We suggest property managers do preventative maintenance checks on a regular basis to protect their own assets. If the hoarder is the homeowner though, it can be more challenging, because their cooperation will be required if they are still living. (We receive many calls from family members who have inherited properties from a hoarder).
We love receiving calls from people with the disorder that recognize they need help and are ready to make a change! Often times though, the call comes from a concerned friend or family member, and what we’ve found is that some sort of leverage may be required to motivate the property owner. This could be a red tag from code compliance, a visit from the sheriff’s office or an eviction notice from their landlord.
All of Bio-One’s hoarding jobs are custom-designed to meet the needs of the client because every situation is different. It usually starts with a free phone consultation followed by a free on-site estimate when the family is ready. We walk the property with the client(s) to empathize with their challenges and define our scope. We will put together a proposal for their review and adjust with feedback if necessary. We encourage a 1-page “Recovery List” from the family that we will ensure our crew is on the lookout for. This includes items of obvious value like money, jewelry, or important documents, as well as items of sentimental value like pictures and family keepsakes. These will be stored in a safe zone for the family’s review.
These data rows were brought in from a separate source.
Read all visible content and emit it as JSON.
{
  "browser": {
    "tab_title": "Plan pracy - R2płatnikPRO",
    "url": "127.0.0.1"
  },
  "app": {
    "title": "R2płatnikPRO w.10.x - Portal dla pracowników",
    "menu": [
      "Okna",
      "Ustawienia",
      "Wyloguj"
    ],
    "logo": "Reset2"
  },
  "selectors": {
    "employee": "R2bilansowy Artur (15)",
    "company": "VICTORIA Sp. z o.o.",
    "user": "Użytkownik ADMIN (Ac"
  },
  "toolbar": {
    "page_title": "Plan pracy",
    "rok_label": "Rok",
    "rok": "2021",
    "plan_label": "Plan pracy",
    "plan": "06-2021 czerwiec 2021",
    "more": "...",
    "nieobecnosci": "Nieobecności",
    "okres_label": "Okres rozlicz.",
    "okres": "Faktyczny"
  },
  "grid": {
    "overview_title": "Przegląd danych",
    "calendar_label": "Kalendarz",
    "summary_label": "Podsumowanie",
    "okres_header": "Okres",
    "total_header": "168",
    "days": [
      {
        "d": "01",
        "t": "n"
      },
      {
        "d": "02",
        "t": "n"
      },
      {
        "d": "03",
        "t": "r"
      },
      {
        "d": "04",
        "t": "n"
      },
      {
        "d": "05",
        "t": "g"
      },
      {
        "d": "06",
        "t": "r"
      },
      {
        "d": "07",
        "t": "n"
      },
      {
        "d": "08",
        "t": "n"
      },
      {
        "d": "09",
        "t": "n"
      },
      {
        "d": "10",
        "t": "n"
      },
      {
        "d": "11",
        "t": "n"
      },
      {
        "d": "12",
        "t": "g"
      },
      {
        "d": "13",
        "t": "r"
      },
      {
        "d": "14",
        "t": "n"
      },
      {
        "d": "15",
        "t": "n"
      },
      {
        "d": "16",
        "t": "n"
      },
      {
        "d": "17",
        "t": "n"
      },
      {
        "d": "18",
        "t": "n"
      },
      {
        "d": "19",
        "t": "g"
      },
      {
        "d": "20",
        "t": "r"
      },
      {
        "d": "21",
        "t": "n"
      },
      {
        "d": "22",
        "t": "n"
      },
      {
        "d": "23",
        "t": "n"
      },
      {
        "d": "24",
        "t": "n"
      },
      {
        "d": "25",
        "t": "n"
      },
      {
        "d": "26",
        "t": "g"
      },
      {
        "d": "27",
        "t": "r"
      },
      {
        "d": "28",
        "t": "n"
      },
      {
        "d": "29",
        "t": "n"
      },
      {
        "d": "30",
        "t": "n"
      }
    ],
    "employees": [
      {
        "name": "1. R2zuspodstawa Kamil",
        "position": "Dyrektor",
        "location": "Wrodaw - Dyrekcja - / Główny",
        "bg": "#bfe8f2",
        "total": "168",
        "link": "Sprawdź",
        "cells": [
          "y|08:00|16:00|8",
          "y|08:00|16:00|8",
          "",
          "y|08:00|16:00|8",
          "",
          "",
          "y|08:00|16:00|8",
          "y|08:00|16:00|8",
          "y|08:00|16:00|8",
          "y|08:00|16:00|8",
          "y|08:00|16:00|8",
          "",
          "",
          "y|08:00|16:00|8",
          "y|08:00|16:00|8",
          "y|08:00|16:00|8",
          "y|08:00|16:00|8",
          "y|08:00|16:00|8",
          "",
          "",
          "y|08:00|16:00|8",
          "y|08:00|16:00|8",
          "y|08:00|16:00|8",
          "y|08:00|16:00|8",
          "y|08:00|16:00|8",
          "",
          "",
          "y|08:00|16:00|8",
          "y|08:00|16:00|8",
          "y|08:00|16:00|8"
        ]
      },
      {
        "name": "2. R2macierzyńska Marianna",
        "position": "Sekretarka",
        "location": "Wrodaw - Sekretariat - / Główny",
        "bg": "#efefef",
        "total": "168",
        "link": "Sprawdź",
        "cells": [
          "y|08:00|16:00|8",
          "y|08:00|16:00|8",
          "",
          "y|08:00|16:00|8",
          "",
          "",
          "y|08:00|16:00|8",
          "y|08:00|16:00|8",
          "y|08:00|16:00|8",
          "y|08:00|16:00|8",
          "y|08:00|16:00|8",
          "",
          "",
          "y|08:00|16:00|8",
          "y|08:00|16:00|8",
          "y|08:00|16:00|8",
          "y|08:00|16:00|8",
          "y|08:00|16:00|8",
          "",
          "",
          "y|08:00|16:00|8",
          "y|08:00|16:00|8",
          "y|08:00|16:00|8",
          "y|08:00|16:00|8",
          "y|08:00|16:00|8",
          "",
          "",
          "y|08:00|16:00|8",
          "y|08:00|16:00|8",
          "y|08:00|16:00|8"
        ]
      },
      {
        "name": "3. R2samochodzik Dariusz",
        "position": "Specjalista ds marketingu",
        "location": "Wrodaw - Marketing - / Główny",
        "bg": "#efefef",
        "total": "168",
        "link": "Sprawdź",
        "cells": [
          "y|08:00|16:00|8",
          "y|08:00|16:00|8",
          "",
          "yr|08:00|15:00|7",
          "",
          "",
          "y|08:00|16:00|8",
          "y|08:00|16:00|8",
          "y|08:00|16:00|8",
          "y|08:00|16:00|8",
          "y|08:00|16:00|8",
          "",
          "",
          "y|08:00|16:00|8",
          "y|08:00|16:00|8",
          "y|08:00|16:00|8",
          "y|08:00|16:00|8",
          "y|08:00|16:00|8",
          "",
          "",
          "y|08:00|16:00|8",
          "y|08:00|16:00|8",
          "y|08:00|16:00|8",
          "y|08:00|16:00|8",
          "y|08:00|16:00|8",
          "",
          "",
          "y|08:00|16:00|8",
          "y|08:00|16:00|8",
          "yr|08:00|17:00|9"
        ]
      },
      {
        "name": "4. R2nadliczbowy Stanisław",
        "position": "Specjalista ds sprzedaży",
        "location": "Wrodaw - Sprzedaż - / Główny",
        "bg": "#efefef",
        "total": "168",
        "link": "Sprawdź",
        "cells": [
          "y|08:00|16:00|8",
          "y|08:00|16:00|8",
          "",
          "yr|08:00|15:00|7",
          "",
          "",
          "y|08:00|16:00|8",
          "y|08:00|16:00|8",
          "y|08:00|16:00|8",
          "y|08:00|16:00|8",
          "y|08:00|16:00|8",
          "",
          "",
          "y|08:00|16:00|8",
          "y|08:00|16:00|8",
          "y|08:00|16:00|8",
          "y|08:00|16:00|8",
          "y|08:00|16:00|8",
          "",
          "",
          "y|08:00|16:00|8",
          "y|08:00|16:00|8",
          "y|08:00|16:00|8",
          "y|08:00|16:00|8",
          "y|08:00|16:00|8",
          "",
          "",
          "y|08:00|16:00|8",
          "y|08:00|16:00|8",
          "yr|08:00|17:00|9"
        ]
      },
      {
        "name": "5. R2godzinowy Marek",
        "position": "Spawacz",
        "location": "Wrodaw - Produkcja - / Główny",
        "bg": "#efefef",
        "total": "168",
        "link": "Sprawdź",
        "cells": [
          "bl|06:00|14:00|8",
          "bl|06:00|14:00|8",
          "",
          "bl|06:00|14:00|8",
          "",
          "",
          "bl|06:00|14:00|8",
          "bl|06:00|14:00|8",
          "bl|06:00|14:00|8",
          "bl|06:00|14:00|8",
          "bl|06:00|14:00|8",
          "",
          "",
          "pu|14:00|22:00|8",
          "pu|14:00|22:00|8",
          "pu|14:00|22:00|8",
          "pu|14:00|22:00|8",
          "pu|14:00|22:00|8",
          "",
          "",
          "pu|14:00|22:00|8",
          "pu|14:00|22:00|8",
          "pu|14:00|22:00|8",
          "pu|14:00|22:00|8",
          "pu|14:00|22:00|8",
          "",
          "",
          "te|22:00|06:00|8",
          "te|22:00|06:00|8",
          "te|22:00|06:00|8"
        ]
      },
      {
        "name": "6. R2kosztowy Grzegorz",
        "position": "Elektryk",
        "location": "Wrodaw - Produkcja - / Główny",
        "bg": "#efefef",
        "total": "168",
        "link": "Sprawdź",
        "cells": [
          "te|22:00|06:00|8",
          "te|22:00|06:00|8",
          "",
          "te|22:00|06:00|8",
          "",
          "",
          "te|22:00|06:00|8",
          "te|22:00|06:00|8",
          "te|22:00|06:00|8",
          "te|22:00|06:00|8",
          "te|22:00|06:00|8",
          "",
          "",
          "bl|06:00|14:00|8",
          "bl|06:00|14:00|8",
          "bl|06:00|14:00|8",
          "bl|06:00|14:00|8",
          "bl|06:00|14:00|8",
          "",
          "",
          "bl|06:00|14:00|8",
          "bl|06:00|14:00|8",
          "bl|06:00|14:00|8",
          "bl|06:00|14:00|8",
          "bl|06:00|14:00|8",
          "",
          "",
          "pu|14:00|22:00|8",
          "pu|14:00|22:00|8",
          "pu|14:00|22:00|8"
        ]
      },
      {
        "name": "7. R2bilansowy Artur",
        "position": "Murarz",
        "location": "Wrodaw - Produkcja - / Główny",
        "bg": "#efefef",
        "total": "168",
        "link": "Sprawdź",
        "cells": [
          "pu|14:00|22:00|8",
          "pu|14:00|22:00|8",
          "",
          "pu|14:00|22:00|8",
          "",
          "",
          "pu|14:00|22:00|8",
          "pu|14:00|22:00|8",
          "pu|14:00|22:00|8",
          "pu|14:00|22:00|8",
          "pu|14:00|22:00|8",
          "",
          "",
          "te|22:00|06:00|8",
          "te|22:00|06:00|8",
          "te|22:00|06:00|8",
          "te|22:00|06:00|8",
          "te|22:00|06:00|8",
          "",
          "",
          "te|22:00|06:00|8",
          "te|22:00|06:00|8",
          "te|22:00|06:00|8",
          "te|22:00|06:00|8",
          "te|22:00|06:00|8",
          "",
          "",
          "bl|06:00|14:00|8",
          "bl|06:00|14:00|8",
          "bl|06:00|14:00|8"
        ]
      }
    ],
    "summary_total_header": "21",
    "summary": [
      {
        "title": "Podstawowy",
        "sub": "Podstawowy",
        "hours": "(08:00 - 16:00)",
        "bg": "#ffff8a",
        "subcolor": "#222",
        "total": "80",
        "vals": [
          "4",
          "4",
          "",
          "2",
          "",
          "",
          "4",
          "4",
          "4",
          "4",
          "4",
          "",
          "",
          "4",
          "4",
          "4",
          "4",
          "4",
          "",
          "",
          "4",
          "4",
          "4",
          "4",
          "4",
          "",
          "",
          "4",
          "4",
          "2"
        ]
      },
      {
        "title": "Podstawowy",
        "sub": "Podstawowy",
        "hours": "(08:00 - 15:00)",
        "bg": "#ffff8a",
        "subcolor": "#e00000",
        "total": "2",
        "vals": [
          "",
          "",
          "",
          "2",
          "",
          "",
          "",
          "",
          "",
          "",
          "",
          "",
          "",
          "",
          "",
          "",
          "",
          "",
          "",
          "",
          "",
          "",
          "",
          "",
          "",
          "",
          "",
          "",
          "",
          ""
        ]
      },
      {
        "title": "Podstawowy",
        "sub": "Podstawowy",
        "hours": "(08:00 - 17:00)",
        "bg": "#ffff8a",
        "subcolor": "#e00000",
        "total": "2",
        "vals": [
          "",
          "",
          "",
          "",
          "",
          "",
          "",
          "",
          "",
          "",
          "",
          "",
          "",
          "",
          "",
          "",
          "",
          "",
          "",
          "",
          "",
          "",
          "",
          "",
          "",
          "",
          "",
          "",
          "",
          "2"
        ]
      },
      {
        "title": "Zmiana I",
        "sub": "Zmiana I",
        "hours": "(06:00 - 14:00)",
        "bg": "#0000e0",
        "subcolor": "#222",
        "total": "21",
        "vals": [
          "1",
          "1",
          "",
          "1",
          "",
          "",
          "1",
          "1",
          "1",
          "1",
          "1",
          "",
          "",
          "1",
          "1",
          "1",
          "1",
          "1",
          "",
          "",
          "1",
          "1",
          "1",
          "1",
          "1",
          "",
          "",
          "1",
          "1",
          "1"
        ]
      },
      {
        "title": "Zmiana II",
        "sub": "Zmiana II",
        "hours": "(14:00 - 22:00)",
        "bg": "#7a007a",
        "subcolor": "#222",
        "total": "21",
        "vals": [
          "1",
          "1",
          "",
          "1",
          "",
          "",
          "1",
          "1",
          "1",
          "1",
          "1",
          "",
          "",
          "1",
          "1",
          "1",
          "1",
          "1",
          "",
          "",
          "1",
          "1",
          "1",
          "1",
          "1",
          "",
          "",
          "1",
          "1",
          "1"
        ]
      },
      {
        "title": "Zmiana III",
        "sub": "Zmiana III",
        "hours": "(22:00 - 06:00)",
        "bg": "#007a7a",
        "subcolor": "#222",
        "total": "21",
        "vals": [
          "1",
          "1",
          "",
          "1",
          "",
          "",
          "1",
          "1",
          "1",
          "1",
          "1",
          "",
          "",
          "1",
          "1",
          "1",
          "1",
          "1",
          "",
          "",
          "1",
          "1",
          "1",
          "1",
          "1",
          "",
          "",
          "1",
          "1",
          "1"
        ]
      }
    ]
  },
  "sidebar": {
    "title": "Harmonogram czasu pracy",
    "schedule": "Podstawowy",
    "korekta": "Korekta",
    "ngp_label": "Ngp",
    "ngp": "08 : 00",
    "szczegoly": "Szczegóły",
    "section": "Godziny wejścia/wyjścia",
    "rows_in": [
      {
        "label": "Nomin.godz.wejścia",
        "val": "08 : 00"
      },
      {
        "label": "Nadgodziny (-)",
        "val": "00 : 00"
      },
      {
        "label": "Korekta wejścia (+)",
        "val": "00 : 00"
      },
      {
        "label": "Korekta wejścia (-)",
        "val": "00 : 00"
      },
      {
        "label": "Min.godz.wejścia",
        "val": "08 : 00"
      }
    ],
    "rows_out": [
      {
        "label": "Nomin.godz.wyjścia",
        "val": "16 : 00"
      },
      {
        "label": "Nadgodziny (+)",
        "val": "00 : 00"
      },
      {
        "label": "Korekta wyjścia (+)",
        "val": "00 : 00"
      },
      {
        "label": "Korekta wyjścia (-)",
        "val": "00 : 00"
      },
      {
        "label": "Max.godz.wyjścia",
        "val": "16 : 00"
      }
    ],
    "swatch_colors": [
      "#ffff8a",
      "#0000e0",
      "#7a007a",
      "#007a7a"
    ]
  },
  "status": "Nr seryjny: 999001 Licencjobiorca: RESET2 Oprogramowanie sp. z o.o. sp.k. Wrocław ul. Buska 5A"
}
Besides decluttering a home, Bio-One can remove soiled carpets, recover feces or dead animals, sanitize & deep clean, perform mold remediation, and connect the clients to other reputable trades. We understand that hoarding is very stressful for all parties involved, and our team approaches every situation with sensitivity and respect.
We would be honored to help you navigate this challenging experience with our years of experience. Call anytime with questions or for a free estimate (865) 399-2979